They also conveniently provide a link to a journal article looking at the levels of (amongst other things) glucose and insulin in the blood of competitive cyclists over a 3 hour period of cycling at sub-maximal effort (measured as 70% of VO2peak). One group were given maltodextrin feed, and the other Superstarch. The trial was blinded, in that they didn’t know what they were getting, and a crossover study, in that they were invited to come back a week later and repeat, but this time they got the feed they DIDN’T get the first time.
Sure enough, you see a spike in glucose for maltodextrin in the first half hour after ingestion and the commencement of exercise. This is accompanied by a spike in insulin that follows a similar profile. No such spikes are observed for Superstarch. ‘So far so good’, I hear you cry! Well yes, I suppose. I always ask myself at these moments the following question: ‘So what?’. Why does this matter? The line that UCAN offer is that insulin spikes harm the body’s ability to metabolise fat. Maybe, but this effect only appears to be transient; for the remainder of the exercise period, both insulin and glucose map closely, before rising again once exercise ceases, and the glucose is no longer being consumed by the muscles.
Another proposed benefit I have heard is that the product allows you to feed less often. Maybe again, maybe not. The carb load you get from a gram of one will be very close to that you get from a gram of the other. I can’t see that any magic happens to get round that fundamental, even if the profile of how that carb finds its way into your blood as useful glucose is modestly different.
Finally on this study, there is little discussion on the ‘So What’. What is mentioned, however, is that there was no significant difference in performance after the monitoring period finished. “Upon completing the 150-min cycling bout, cyclists performed a time trial at 100% VO2peak to fatigue. Paired-samples t tests revealed that there was no difference between the HMS and MAL trials.”
I guess if people want to give this a try they can.

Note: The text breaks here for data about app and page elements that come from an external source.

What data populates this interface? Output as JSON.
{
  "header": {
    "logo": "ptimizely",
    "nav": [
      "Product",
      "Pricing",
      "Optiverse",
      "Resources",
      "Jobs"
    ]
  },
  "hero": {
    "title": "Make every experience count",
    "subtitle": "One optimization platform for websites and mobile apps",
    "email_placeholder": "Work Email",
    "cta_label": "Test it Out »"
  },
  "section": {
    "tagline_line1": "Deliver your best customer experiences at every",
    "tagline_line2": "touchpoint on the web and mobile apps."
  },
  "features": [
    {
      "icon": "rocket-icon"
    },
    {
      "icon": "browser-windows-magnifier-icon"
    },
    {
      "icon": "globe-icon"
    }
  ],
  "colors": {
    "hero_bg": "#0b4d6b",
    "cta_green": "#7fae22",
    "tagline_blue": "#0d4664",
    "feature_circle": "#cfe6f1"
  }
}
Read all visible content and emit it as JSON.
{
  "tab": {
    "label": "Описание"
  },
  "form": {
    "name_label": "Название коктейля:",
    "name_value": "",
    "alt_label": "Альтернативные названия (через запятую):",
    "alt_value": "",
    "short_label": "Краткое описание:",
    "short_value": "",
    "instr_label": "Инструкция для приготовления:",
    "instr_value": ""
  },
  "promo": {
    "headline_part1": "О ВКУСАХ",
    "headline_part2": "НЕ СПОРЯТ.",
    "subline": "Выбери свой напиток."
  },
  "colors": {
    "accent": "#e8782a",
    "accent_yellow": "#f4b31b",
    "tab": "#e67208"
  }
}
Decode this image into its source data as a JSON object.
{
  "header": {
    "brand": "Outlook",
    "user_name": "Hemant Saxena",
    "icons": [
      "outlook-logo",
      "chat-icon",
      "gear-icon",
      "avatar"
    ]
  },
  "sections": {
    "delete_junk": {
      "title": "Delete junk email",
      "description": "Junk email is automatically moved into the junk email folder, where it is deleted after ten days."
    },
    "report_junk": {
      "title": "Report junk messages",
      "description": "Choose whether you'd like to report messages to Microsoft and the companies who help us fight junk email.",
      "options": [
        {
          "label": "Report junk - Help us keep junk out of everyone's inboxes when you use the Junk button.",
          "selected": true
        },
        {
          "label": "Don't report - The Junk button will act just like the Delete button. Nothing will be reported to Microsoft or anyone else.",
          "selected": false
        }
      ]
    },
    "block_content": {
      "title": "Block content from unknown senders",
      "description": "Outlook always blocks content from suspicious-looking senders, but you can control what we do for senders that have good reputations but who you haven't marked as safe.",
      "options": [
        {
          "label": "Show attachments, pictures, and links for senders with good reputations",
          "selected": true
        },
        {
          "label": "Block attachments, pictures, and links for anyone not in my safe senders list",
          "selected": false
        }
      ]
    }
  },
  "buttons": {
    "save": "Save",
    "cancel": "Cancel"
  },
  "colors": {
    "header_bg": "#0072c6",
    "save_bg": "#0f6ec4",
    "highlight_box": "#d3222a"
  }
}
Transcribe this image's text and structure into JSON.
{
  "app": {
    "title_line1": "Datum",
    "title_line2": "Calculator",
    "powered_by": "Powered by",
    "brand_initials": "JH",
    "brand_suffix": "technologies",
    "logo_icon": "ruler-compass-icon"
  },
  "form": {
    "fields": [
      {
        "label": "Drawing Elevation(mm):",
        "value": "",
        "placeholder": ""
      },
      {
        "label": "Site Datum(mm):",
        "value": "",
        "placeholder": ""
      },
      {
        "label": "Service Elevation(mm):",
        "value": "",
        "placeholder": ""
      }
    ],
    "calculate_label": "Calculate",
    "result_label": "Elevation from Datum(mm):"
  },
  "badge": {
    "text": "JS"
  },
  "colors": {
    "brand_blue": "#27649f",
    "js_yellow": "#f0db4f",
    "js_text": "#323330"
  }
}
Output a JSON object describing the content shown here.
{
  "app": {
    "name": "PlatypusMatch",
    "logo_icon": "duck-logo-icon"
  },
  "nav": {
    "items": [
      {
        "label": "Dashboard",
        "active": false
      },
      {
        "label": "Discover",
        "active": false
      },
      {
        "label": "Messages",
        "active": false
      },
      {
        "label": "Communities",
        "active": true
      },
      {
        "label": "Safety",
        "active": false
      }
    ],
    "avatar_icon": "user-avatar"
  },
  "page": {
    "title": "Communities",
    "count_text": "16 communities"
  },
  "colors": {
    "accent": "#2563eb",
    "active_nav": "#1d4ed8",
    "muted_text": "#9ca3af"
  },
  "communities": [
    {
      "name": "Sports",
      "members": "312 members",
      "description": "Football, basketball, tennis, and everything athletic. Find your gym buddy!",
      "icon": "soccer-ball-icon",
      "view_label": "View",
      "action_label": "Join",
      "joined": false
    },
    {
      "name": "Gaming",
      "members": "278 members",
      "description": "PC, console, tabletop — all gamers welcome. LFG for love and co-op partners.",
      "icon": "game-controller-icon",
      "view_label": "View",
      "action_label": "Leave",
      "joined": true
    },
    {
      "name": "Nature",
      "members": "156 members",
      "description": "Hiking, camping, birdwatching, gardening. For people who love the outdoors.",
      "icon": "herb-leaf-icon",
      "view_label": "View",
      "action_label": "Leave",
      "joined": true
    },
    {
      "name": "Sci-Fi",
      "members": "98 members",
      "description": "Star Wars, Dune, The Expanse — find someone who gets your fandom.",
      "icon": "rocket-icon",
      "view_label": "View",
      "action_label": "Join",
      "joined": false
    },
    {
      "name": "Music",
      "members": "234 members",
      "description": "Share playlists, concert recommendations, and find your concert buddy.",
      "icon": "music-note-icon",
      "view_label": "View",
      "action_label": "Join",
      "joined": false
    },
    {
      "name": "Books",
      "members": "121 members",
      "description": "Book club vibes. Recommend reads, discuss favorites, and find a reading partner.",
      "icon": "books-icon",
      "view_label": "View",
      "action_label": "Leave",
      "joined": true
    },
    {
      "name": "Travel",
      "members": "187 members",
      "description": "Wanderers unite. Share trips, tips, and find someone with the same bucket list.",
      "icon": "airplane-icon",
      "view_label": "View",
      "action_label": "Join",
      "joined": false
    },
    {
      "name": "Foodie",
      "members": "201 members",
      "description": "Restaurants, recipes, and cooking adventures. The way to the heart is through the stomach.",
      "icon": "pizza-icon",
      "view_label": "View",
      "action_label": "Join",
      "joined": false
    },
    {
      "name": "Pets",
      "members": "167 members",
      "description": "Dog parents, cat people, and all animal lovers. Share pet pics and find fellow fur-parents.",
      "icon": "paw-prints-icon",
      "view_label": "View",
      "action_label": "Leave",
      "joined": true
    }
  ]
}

I know some distance swimmers who are doing precisely that, and one of them swears by it. The unfortunate thing about Superstarch is that it doesn’t dissolve in the nice way the maltodextrin does, and has a fairly unpleasant mouthfeel. It’s also not cheap.
Controlled experiments are always very difficult to conduct when it is just you as the subject of your own individual trial. Confounding factors around performance, and the difficulty in obtaining objective data, cloud our ability to form judgements on what works best. But at the end of the day, finding out what is best for us, while stress testing ourselves on long swims is the only way we have of coming up with the best thing for us. I know that towards the end of my six hour Windermere swim in August, I was feeling a little peaky with all of the ribena-flavoured maltodextrin I chugged all of the way up the lake. So I will make it less strong next time, or maybe drink less, or maybe both.
NOTE – I have no relationship, commercial or otherwise, with any vendors of products discussed today.